Java getPid()

Ever since I started programming in Java it has bugged me that I can't get the process id of the Java VM. Well today I was browsing the OpenJPA code and found this gem:

private static String getPid() {
// This relies on the undocumented convention of the
// RuntimeMXBean's name starting with the PID, but
// there appears to be no other way to obtain the
// current process' id, which we need for the attach
// process
RuntimeMXBean bean = ManagementFactory.getRuntimeMXBean();
String pid = bean.getName();
if (pid.indexOf("@") != -1) {
pid = pid.substring(0, pid.indexOf("@"));
}
return pid;
}

Wednesday, June 13, 2007

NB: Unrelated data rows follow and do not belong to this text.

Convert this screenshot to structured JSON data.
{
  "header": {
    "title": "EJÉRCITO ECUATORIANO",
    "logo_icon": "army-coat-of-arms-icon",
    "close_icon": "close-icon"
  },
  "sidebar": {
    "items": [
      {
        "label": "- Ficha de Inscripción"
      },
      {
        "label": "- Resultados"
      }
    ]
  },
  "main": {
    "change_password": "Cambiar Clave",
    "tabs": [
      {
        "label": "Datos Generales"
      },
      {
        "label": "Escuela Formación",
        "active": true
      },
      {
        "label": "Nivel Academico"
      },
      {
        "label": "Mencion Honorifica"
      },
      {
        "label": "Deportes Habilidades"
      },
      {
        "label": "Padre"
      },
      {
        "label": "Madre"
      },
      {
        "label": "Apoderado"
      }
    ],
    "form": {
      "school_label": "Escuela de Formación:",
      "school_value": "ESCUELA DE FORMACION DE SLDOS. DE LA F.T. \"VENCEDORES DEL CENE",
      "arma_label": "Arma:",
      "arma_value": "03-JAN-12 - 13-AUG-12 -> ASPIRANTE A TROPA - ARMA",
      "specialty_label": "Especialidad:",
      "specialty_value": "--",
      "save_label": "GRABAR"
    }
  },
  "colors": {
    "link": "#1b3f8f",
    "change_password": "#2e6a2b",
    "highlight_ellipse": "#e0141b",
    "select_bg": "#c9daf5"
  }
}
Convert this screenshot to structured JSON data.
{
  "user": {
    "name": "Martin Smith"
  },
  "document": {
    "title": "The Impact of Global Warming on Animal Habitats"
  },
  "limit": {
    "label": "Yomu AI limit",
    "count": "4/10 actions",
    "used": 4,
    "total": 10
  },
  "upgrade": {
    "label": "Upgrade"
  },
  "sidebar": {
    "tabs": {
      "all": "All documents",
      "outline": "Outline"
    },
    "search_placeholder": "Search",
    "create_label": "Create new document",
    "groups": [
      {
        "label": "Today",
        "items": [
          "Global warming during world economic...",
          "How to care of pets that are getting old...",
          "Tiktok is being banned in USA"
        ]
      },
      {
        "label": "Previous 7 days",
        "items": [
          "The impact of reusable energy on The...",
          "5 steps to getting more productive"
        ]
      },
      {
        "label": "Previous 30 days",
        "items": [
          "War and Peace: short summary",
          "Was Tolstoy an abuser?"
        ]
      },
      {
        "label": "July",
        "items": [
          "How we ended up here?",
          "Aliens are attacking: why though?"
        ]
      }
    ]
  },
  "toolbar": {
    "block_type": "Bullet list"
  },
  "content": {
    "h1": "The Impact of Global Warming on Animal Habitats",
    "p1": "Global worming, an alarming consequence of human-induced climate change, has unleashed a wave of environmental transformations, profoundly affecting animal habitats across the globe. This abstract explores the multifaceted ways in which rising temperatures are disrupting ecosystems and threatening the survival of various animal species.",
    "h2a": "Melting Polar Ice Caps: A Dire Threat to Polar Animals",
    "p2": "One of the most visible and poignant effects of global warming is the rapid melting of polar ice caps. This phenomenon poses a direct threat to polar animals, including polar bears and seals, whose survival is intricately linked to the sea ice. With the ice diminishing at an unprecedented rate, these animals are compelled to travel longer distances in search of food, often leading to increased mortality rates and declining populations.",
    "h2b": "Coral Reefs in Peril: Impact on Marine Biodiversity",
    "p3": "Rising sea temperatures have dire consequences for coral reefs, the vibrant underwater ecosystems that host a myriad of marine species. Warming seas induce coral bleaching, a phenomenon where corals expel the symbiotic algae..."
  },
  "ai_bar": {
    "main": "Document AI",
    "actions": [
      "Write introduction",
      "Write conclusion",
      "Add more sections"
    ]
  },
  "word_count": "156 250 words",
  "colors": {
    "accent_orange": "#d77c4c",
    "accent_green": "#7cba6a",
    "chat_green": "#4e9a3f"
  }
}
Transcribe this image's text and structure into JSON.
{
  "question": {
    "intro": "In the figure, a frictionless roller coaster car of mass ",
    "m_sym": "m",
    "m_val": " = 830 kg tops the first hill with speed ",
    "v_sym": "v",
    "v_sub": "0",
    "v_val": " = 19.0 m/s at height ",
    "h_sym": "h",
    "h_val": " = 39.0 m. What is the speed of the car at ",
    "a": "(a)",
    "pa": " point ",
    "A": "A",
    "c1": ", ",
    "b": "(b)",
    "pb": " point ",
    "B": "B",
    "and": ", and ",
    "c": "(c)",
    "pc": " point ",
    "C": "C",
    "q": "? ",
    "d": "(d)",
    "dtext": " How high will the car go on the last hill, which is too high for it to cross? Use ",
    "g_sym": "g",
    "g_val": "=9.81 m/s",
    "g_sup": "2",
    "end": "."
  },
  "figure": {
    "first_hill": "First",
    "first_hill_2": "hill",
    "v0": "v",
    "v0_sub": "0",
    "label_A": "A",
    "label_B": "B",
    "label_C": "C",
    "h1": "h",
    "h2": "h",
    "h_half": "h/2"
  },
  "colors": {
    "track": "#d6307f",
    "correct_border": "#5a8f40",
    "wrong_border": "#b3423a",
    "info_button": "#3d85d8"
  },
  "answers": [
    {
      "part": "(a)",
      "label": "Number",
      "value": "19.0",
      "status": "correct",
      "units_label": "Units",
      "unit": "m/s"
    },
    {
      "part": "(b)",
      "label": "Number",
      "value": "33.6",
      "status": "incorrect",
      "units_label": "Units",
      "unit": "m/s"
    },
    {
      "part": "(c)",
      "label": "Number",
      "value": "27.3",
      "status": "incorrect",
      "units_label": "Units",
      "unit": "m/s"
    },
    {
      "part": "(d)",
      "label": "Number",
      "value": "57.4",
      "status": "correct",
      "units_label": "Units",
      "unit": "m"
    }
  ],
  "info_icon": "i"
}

Short life expectancy

About 6 months ago, I move to DreamHost, and ever since I have been planning on clicking the install WordPress button (yes, it is a One-Click Install at DreamHost). This is actually my second attempt at blogging, and with this single post my most successful yet! Years ago, my friend, Alex, spent his valuable time setting up Movable Type for me, and I never used it, even once. As with most thing non-programming related, I'll most likely add a few entries over the next few months, and then never post again, such is my one track mind.

So with the life expectancy of my blog being 3-6 months, what can you expect for your time? Well, you should expect to see the dumb ideas running through my head related to what ever I happen to be doing, which lately has been programming, photography, surfing and watching tv. I really don't like writing that much, so you should expect short infrequent posts. I also don't read or participate in other people's blogs, so expect wackiness with my blog setup, and as always expect me to make just about every mistake (fun for everyone).

Now, lets see if I can get Gallery installed.